→ **SUPPLIED RECORDS**

________

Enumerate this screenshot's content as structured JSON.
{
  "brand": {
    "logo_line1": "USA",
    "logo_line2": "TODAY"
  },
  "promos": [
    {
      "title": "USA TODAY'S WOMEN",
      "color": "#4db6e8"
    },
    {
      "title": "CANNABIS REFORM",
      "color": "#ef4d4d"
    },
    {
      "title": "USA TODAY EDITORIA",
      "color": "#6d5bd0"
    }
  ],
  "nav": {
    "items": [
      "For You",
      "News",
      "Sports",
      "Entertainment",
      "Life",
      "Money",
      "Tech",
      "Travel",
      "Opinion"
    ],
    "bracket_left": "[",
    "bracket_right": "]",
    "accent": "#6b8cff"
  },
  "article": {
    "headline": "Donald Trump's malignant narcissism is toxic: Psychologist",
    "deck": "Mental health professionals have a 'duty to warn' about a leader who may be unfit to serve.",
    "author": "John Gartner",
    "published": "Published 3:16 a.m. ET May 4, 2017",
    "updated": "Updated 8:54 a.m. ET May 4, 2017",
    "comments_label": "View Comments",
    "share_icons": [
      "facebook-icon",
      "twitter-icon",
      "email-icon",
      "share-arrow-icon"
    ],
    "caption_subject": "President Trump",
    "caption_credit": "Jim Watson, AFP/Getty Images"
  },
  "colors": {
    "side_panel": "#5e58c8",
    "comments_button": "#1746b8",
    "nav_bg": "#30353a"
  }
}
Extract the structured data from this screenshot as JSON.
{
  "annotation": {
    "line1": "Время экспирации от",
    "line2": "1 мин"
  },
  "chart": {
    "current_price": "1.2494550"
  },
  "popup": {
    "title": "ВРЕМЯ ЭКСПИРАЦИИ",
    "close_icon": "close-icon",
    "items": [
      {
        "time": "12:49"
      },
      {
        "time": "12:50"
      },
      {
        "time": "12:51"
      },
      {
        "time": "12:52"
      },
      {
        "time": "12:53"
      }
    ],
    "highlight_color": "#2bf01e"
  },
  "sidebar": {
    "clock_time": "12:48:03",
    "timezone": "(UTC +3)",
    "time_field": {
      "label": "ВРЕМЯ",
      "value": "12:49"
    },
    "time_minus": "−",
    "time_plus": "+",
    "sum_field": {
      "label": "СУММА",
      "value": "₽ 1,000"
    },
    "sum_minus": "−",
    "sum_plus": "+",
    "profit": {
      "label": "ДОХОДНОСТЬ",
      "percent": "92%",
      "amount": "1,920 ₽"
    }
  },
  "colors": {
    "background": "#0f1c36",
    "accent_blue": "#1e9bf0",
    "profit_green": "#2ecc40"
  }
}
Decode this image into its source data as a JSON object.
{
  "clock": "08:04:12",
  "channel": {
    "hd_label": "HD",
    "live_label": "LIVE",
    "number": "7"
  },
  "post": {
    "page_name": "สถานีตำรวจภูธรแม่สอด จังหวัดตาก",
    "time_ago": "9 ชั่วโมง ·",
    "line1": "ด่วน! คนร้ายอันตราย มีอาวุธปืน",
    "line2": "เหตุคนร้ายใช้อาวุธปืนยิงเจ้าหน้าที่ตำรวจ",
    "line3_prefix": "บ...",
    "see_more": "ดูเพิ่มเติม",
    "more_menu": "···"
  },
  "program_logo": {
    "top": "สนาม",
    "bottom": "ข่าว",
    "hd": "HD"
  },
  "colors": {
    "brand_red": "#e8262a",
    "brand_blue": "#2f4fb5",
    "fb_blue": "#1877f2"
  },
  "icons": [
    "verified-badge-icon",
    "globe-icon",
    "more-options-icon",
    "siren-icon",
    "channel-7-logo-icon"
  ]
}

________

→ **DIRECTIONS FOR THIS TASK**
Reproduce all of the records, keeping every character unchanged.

→ **REPLY TO THE TASK**
Enumerate this screenshot's content as structured JSON.
{
  "brand": {
    "logo_line1": "USA",
    "logo_line2": "TODAY"
  },
  "promos": [
    {
      "title": "USA TODAY'S WOMEN",
      "color": "#4db6e8"
    },
    {
      "title": "CANNABIS REFORM",
      "color": "#ef4d4d"
    },
    {
      "title": "USA TODAY EDITORIA",
      "color": "#6d5bd0"
    }
  ],
  "nav": {
    "items": [
      "For You",
      "News",
      "Sports",
      "Entertainment",
      "Life",
      "Money",
      "Tech",
      "Travel",
      "Opinion"
    ],
    "bracket_left": "[",
    "bracket_right": "]",
    "accent": "#6b8cff"
  },
  "article": {
    "headline": "Donald Trump's malignant narcissism is toxic: Psychologist",
    "deck": "Mental health professionals have a 'duty to warn' about a leader who may be unfit to serve.",
    "author": "John Gartner",
    "published": "Published 3:16 a.m. ET May 4, 2017",
    "updated": "Updated 8:54 a.m. ET May 4, 2017",
    "comments_label": "View Comments",
    "share_icons": [
      "facebook-icon",
      "twitter-icon",
      "email-icon",
      "share-arrow-icon"
    ],
    "caption_subject": "President Trump",
    "caption_credit": "Jim Watson, AFP/Getty Images"
  },
  "colors": {
    "side_panel": "#5e58c8",
    "comments_button": "#1746b8",
    "nav_bg": "#30353a"
  }
}
Extract the structured data from this screenshot as JSON.
{
  "annotation": {
    "line1": "Время экспирации от",
    "line2": "1 мин"
  },
  "chart": {
    "current_price": "1.2494550"
  },
  "popup": {
    "title": "ВРЕМЯ ЭКСПИРАЦИИ",
    "close_icon": "close-icon",
    "items": [
      {
        "time": "12:49"
      },
      {
        "time": "12:50"
      },
      {
        "time": "12:51"
      },
      {
        "time": "12:52"
      },
      {
        "time": "12:53"
      }
    ],
    "highlight_color": "#2bf01e"
  },
  "sidebar": {
    "clock_time": "12:48:03",
    "timezone": "(UTC +3)",
    "time_field": {
      "label": "ВРЕМЯ",
      "value": "12:49"
    },
    "time_minus": "−",
    "time_plus": "+",
    "sum_field": {
      "label": "СУММА",
      "value": "₽ 1,000"
    },
    "sum_minus": "−",
    "sum_plus": "+",
    "profit": {
      "label": "ДОХОДНОСТЬ",
      "percent": "92%",
      "amount": "1,920 ₽"
    }
  },
  "colors": {
    "background": "#0f1c36",
    "accent_blue": "#1e9bf0",
    "profit_green": "#2ecc40"
  }
}
Decode this image into its source data as a JSON object.
{
  "clock": "08:04:12",
  "channel": {
    "hd_label": "HD",
    "live_label": "LIVE",
    "number": "7"
  },
  "post": {
    "page_name": "สถานีตำรวจภูธรแม่สอด จังหวัดตาก",
    "time_ago": "9 ชั่วโมง ·",
    "line1": "ด่วน! คนร้ายอันตราย มีอาวุธปืน",
    "line2": "เหตุคนร้ายใช้อาวุธปืนยิงเจ้าหน้าที่ตำรวจ",
    "line3_prefix": "บ...",
    "see_more": "ดูเพิ่มเติม",
    "more_menu": "···"
  },
  "program_logo": {
    "top": "สนาม",
    "bottom": "ข่าว",
    "hd": "HD"
  },
  "colors": {
    "brand_red": "#e8262a",
    "brand_blue": "#2f4fb5",
    "fb_blue": "#1877f2"
  },
  "icons": [
    "verified-badge-icon",
    "globe-icon",
    "more-options-icon",
    "siren-icon",
    "channel-7-logo-icon"
  ]
}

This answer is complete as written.